Belfast Telegraph

Apps for Good Competition: Savvy students set to see their digital dreams become reality

Katie Wright on the winners of this year's Apps for Good contest

Everybody's got an idea for an app that they reckon would make them the next Mark Zuckerberg, haven't they? If only they could afford to jack in their day job and get it made.

Well, thanks to the Apps for Good Competition, six groups of school children will now see their digital dreams become a reality, as their apps go into production.

Now in its fifth year, the annual contest is open to any students who study the Apps for Good course in school, which teaches 10 to 18-year-olds how to create applications that "change the world for good".

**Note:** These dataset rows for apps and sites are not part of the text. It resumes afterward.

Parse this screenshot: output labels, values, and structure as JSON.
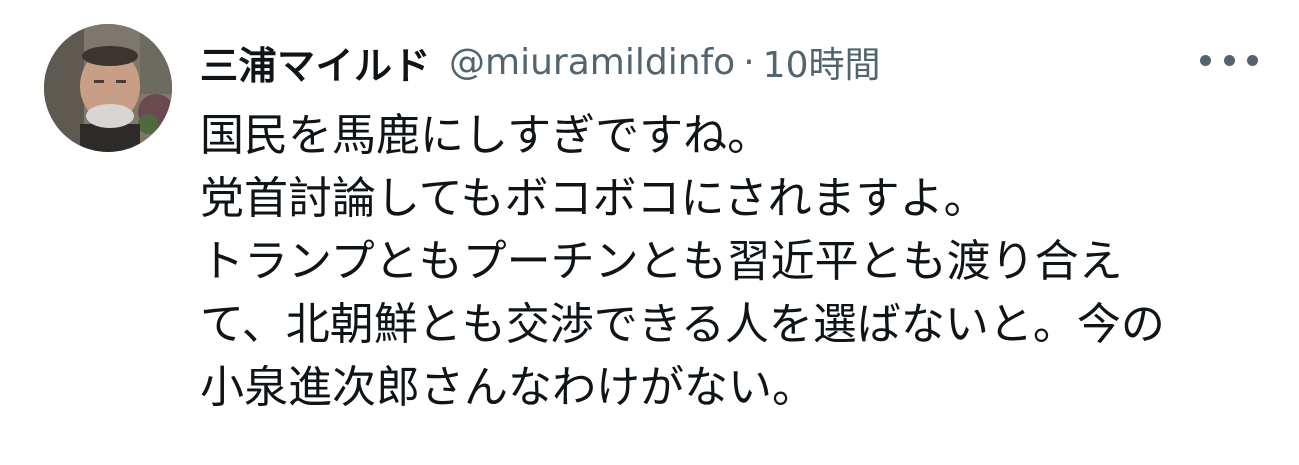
{
  "tweet": {
    "display_name": "三浦マイルド",
    "handle": "@miuramildinfo",
    "separator": "·",
    "time": "10時間",
    "more_icon": "more-horizontal-icon",
    "text_lines": [
      "国民を馬鹿にしすぎですね。",
      "党首討論してもボコボコにされますよ。",
      "トランプともプーチンとも習近平とも渡り合え",
      "て、北朝鮮とも交渉できる人を選ばないと。今の",
      "小泉進次郎さんなわけがない。"
    ]
  },
  "colors": {
    "text_primary": "#0f1419",
    "text_secondary": "#536471"
  }
}
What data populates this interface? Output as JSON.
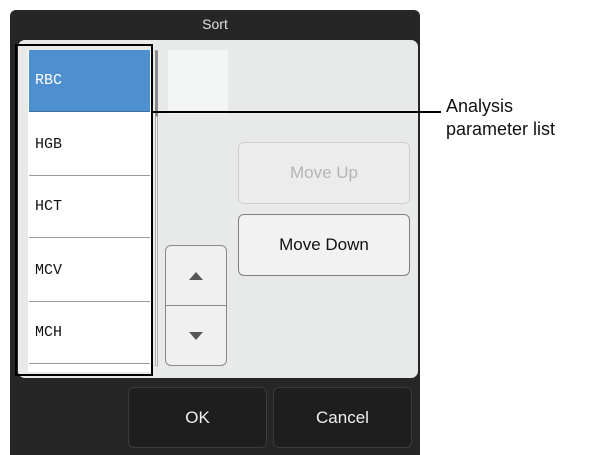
{
  "dialog": {
    "title": "Sort"
  },
  "parameter_list": {
    "items": [
      {
        "label": "RBC",
        "selected": true
      },
      {
        "label": "HGB",
        "selected": false
      },
      {
        "label": "HCT",
        "selected": false
      },
      {
        "label": "MCV",
        "selected": false
      },
      {
        "label": "MCH",
        "selected": false
      }
    ]
  },
  "buttons": {
    "move_up": "Move Up",
    "move_up_enabled": false,
    "move_down": "Move Down",
    "ok": "OK",
    "cancel": "Cancel"
  },
  "scroll_icons": {
    "up": "triangle-up-icon",
    "down": "triangle-down-icon"
  },
  "annotation": {
    "line1": "Analysis",
    "line2": "parameter list"
  },
  "colors": {
    "selected": "#4d8fcf",
    "dialog_bg": "#262626",
    "panel_bg": "#e8eaea"
  }
}
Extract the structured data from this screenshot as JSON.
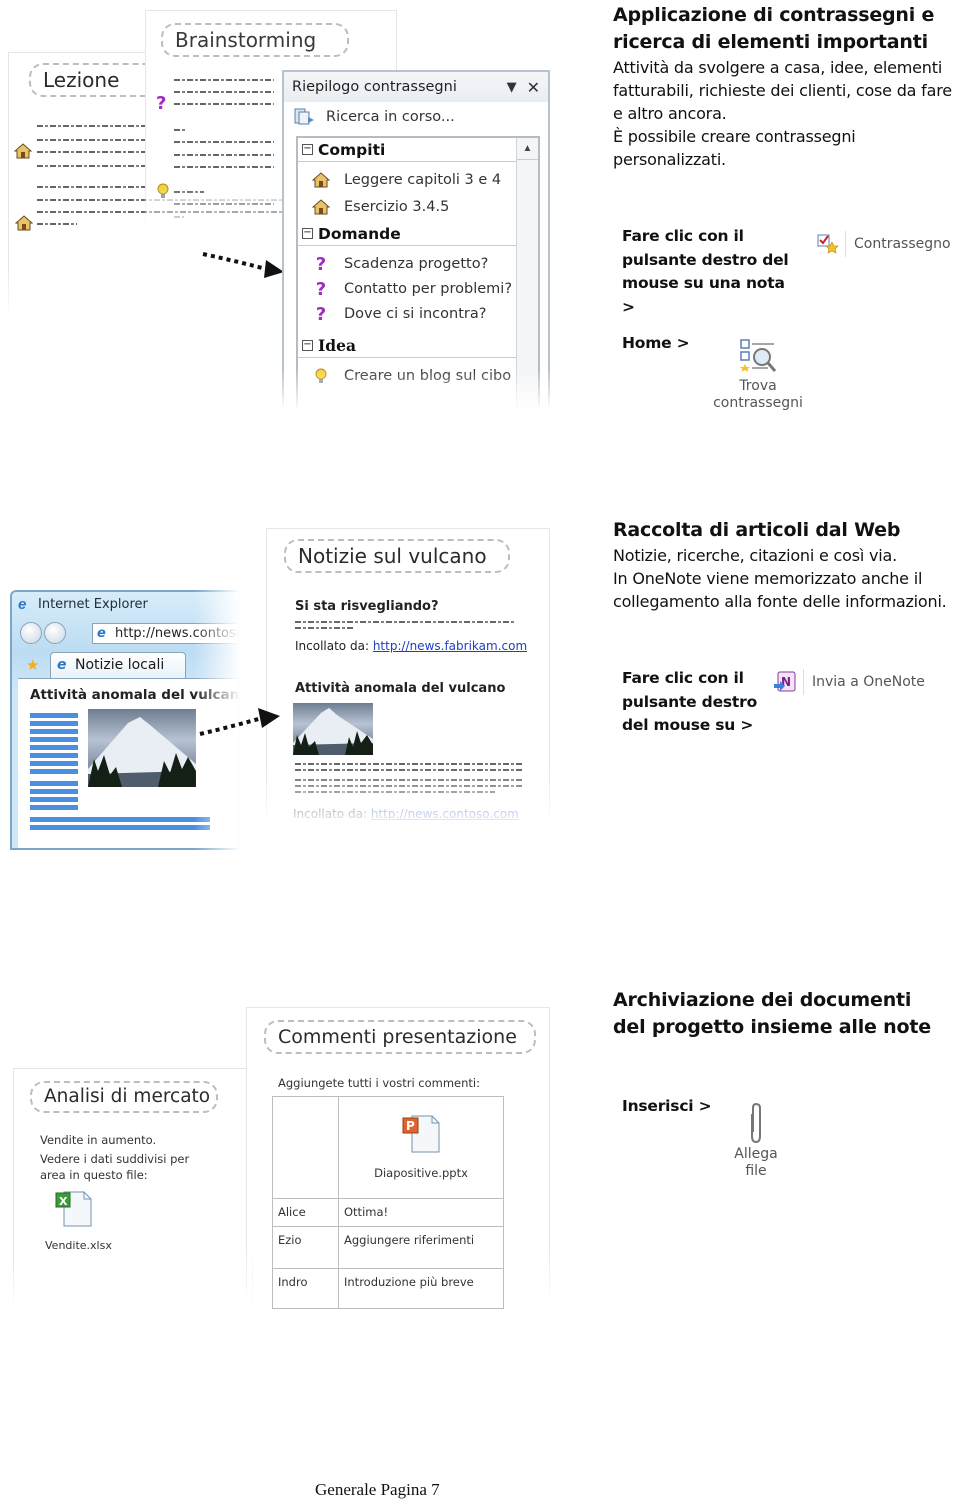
{
  "section1": {
    "heading": "Applicazione di contrassegni e ricerca di elementi importanti",
    "body": [
      "Attività da svolgere a casa, idee, elementi fatturabili, richieste dei clienti, cose da fare e altro ancora.",
      "È possibile creare contrassegni personalizzati."
    ],
    "instruction1": "Fare clic con il pulsante destro del mouse su una nota >",
    "ribbon_button1": {
      "label": "Contrassegno",
      "icon": "tag-checkbox-star-icon"
    },
    "instruction2": "Home >",
    "ribbon_button2": {
      "label_line1": "Trova",
      "label_line2": "contrassegni",
      "icon": "find-tags-icon"
    },
    "illustration": {
      "page_lezione_title": "Lezione",
      "page_brainstorming_title": "Brainstorming",
      "tag_pane": {
        "title": "Riepilogo contrassegni",
        "search_status": "Ricerca in corso...",
        "groups": [
          {
            "name": "Compiti",
            "items": [
              "Leggere capitoli 3 e 4",
              "Esercizio 3.4.5"
            ],
            "icon": "house-icon"
          },
          {
            "name": "Domande",
            "items": [
              "Scadenza progetto?",
              "Contatto per problemi?",
              "Dove ci si incontra?"
            ],
            "icon": "question-icon"
          },
          {
            "name": "Idea",
            "items": [
              "Creare un blog sul cibo"
            ],
            "icon": "lightbulb-icon"
          }
        ]
      }
    }
  },
  "section2": {
    "heading": "Raccolta di articoli dal Web",
    "body": [
      "Notizie, ricerche, citazioni e così via.",
      "In OneNote viene memorizzato anche il collegamento alla fonte delle informazioni."
    ],
    "instruction": "Fare clic con il pulsante destro del mouse su >",
    "ribbon_button": {
      "label": "Invia a OneNote",
      "icon": "onenote-icon"
    },
    "illustration": {
      "browser": {
        "app_title": "Internet Explorer",
        "address": "http://news.contoso.c",
        "tab_label": "Notizie locali",
        "article_title": "Attività anomala del vulcano"
      },
      "onenote_page": {
        "title": "Notizie sul vulcano",
        "clip1_heading": "Si sta risvegliando?",
        "clip1_source_label": "Incollato  da:",
        "clip1_source_url": "http://news.fabrikam.com",
        "clip2_heading": "Attività anomala del vulcano",
        "clip2_source_label": "Incollato  da:",
        "clip2_source_url": "http://news.contoso.com"
      }
    }
  },
  "section3": {
    "heading": "Archiviazione dei documenti del progetto insieme alle note",
    "instruction": "Inserisci >",
    "ribbon_button": {
      "label_line1": "Allega",
      "label_line2": "file",
      "icon": "paperclip-icon"
    },
    "illustration": {
      "market_page": {
        "title": "Analisi di mercato",
        "line1": "Vendite in aumento.",
        "line2": "Vedere i dati suddivisi  per area in questo  file:",
        "file_name": "Vendite.xlsx"
      },
      "comments_page": {
        "title": "Commenti presentazione",
        "intro": "Aggiungete  tutti i vostri  commenti:",
        "file_name": "Diapositive.pptx",
        "rows": [
          {
            "name": "Alice",
            "comment": "Ottima!"
          },
          {
            "name": "Ezio",
            "comment": "Aggiungere  riferimenti"
          },
          {
            "name": "Indro",
            "comment": "Introduzione  più  breve"
          }
        ]
      }
    }
  },
  "footer": "Generale Pagina 7"
}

Whittled down from hundreds of entries and 15 finalists, the winning apps include Lilies, created by a group of girls aged 13 and 14 from Stratford Girls' Grammar School, Warwickshire, which supports youngsters who have lost a loved one, and Donate iT, which facilitates the donation of IT equipment and furniture to charities, the brainchild of a pair of 18-year-olds from Connell Sixth Form College in Manchester.

"We were very, very proud when we won, because we worked we really hard, and we really connected with this app," said the Lilies team, already sounding like Silicon Valley pros.

The winners weren't all tech-savvy teens, though.

A quintet of nine and 10-year-olds from Westfields Junior School, Hampshire, won in the information category, with an app, called Fear Nothing, that helps children deal with phobias, while five girls aged 10 and 11 from Coleridge Primary School, London, won the People's Choice award with Changes, which provides information about puberty for children too nervous to ask grown-ups.

"It was unbelievable, we had to pinch ourselves - it felt like a dream when we won," said the Changes team. "Because we didn't win our category, we thought we lost. But, then, we won the public vote. It was so amazing."

The winners will now be working with developers to create the software, with the aim of launching the apps by February next year.

Given that successful apps regularly change hands for millions - sometimes billions - of dollars, this kind of experience could come in very handy later in life for these youngsters.

"Our mission at Apps for Good is to equip these young people with the skills to allow them to move from being technology consumers to technology creators," says Debbie Forster, co-CEO of Apps for Good.

"The entrants for this year's competition were among the best we have ever had. We're incredibly excited to have such talented and creative students taking part and believe Britain's future as a tech hub is bright."

Belfast Telegraph